The Much Ado team has relished in this anxiety, seeing many of 2018’s best, and worst films with the help of film festivals such as Cannes, NYFF, and BFI, MoviePass (RIP), and AMC Stubs A-List. After much deliberation, Letterboxd rankings, and last-minute trips to the cinema, we present Much Ado’s top 25 films of the year.
Last year, there was one film that seemed to take up almost all of the space in my head. For all the wonderful movies that came in 2017, none occupied my thoughts or meant more to me than one in particular – this was Luca Guadagnino’s masterful Call Me By Your Name, a film that I have written hundreds of adoring words on over the past ten months, and which I hardly felt I could do justice to in my work. I am not here, however, to revisit Call Me By Your Name but, rather, to discuss the film that appears to have had the same effect on me this year. Though we may only be in September, I doubt that I will find another feature in the coming months that will impact me as much as Desiree Akhavan’s The Miseducation of Cameron Post. Just as Guadagnino’s film gripped every part of me last year, so has Akhavan’s – her depiction of a young, gay woman’s battle with both herself and the cruelty of her environment is as heart-wrenching as it is witty, and feels to me as beautiful and as vital to queer cinema as Call Me By Your Name.
To celebrate Pride Month, here is a list of all the upcoming LGBTQ films you can expect to see on a cinema screen near you. All descriptions are from press materials.

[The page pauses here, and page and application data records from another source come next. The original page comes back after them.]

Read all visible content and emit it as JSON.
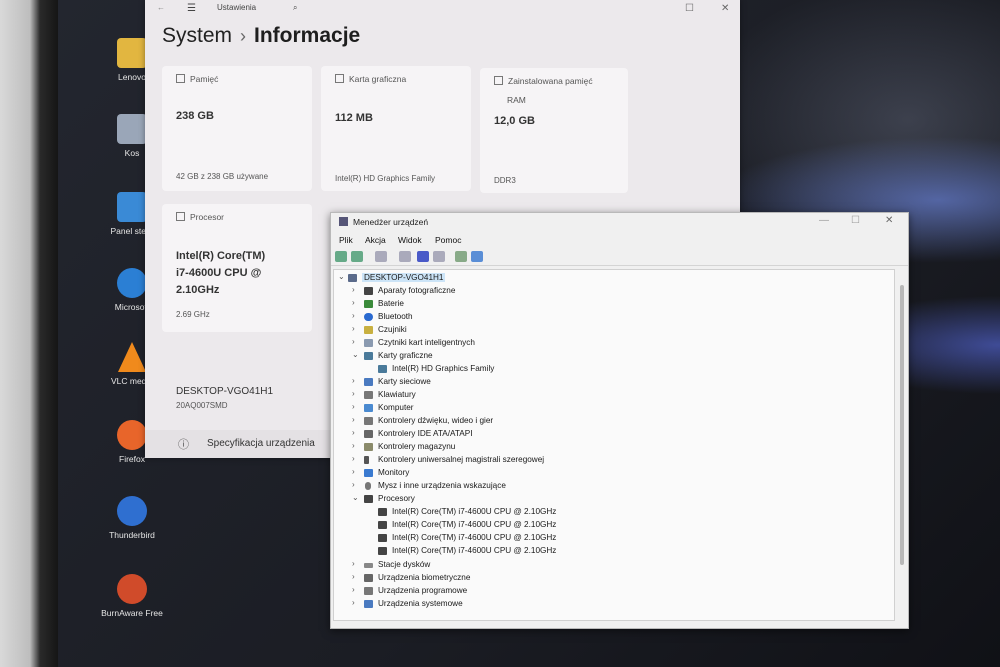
{
  "desktop": {
    "icons": [
      {
        "label": "Lenovo",
        "color": "#e2b640"
      },
      {
        "label": "Kos",
        "color": "#9aa6b8"
      },
      {
        "label": "Panel stero",
        "color": "#3a8ad6"
      },
      {
        "label": "Microsoft",
        "color": "#2b7fd4"
      },
      {
        "label": "VLC media",
        "color": "#f08a1c"
      },
      {
        "label": "Firefox",
        "color": "#e8652a"
      },
      {
        "label": "Thunderbird",
        "color": "#2f6fd0"
      },
      {
        "label": "BurnAware Free",
        "color": "#d04b2a"
      }
    ]
  },
  "settings": {
    "app_title": "Ustawienia",
    "breadcrumb_parent": "System",
    "breadcrumb_sep": "›",
    "breadcrumb_current": "Informacje",
    "storage": {
      "label": "Pamięć",
      "value": "238 GB",
      "sub": "42 GB z 238 GB używane"
    },
    "gpu": {
      "label": "Karta graficzna",
      "value": "112 MB",
      "sub": "Intel(R) HD Graphics Family"
    },
    "ram": {
      "label": "Zainstalowana pamięć",
      "label2": "RAM",
      "value": "12,0 GB",
      "sub": "DDR3"
    },
    "cpu": {
      "label": "Procesor",
      "value1": "Intel(R) Core(TM)",
      "value2": "i7-4600U CPU @",
      "value3": "2.10GHz",
      "sub": "2.69 GHz"
    },
    "device": {
      "name": "DESKTOP-VGO41H1",
      "model": "20AQ007SMD"
    },
    "spec_label": "Specyfikacja urządzenia"
  },
  "devmgr": {
    "title": "Menedżer urządzeń",
    "menu": [
      "Plik",
      "Akcja",
      "Widok",
      "Pomoc"
    ],
    "root": "DESKTOP-VGO41H1",
    "categories": {
      "aparaty": "Aparaty fotograficzne",
      "baterie": "Baterie",
      "bluetooth": "Bluetooth",
      "czujniki": "Czujniki",
      "czytniki": "Czytniki kart inteligentnych",
      "karty_graficzne": "Karty graficzne",
      "gpu_child": "Intel(R) HD Graphics Family",
      "karty_sieciowe": "Karty sieciowe",
      "klawiatury": "Klawiatury",
      "komputer": "Komputer",
      "kontrolery_dzwieku": "Kontrolery dźwięku, wideo i gier",
      "kontrolery_ide": "Kontrolery IDE ATA/ATAPI",
      "kontrolery_magazynu": "Kontrolery magazynu",
      "kontrolery_usb": "Kontrolery uniwersalnej magistrali szeregowej",
      "monitory": "Monitory",
      "mysz": "Mysz i inne urządzenia wskazujące",
      "procesory": "Procesory",
      "cpu_child": "Intel(R) Core(TM) i7-4600U CPU @ 2.10GHz",
      "stacje": "Stacje dysków",
      "biometryczne": "Urządzenia biometryczne",
      "programowe": "Urządzenia programowe",
      "systemowe": "Urządzenia systemowe"
    }
  }
}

June 8 – HEART BEATS LOUD dir. Brett Haley
The film follows Sam during her last summer at home before she leaves for UCLA. She lives with her father, Frank, who runs a record store in Brooklyn. Together, they bond while playing and writing music together in their living room. And Sam doesn’t let the impending cross-country move stop her from having a summer fling.
Starring: Nick Offerman, Kiersey Clemons, Sasha Lane, Toni Collette
Alongside blockbusters, ABBA, and Disney nostalgia are plenty of female-directed films also hitting the big screen this summer. Here’s a list of all the women-helmed flicks coming out in June-August. All descriptions are from press materials and all release dates are U.S.
June 29 – WOMAN WALKS AHEAD dir. Susanna White
Woman Walks Ahead is a biographical film starring Jessica Chastain as Catherine Weldon, a 19th-century New York portrait painter who traveled to the Dakota Territory and became the confidante of legendary Sioux chief Sitting Bull (played by Michael Greyeyes). While serving as Sitting Bull’s secretary, interpreter, and advocate, she becomes embroiled in the Lakota peoples’ struggle over the rights to their land.
Female directors may have been few and far between at Cannes, with only three films directed by women in competition, but the upcoming Sundance Film Festival: London promises a refreshing change. The British iteration of the famous festival brings a condensed lineup, but women are front and centre as 58% of the films showcased are directed by women. Films starring women will also be gracing the 4-day festival including Hereditary and Eighth Grade. The festival will also host panels and discussions on the state of the film industry and whether it is making steps towards inclusivity. For this Sundance preview, we highlight all of the female-directed films in the lineup.
THE TALE dir. Jennifer Fox
Jennifer Fox’s harrowing autobiographical look at sexual abuse will be opening the festival following its premiere on HBO last Saturday. Laura Dern stars as Jennifer, a woman who is forced to reconcile the sexual relationship she had as a 13-year-old. In the age of Time’s Up and #MeToo, films like these feel timely, but it’s necessary that women get to tell their own stories in their own words.
As the Tribeca Film Festival comes to an end, here’s my take on a few films I was fortunate enough to see. And since it was the first major festival I’ve covered, it shouldn’t be surprising that I was constantly in an “OMG this is really happening! Where am I?” mental state. So, to keep you all up-to-date on the experience, I offered some insight into my scatter brain throughout the festival.
Despite the rise of LGBTQ+ films in recent years, films that revolve around young lesbians remain hard one to come by. This is why Desiree Akhavan’s second feature “The Miseducation of Cameron Post” has been one of the films I was most excited to see this year after it premiered at Sundance, where it won the Grand Jury Prize. It’s a film that perfectly balances comedy and drama; it is funny without being incongruous and is tragic without being exploitative.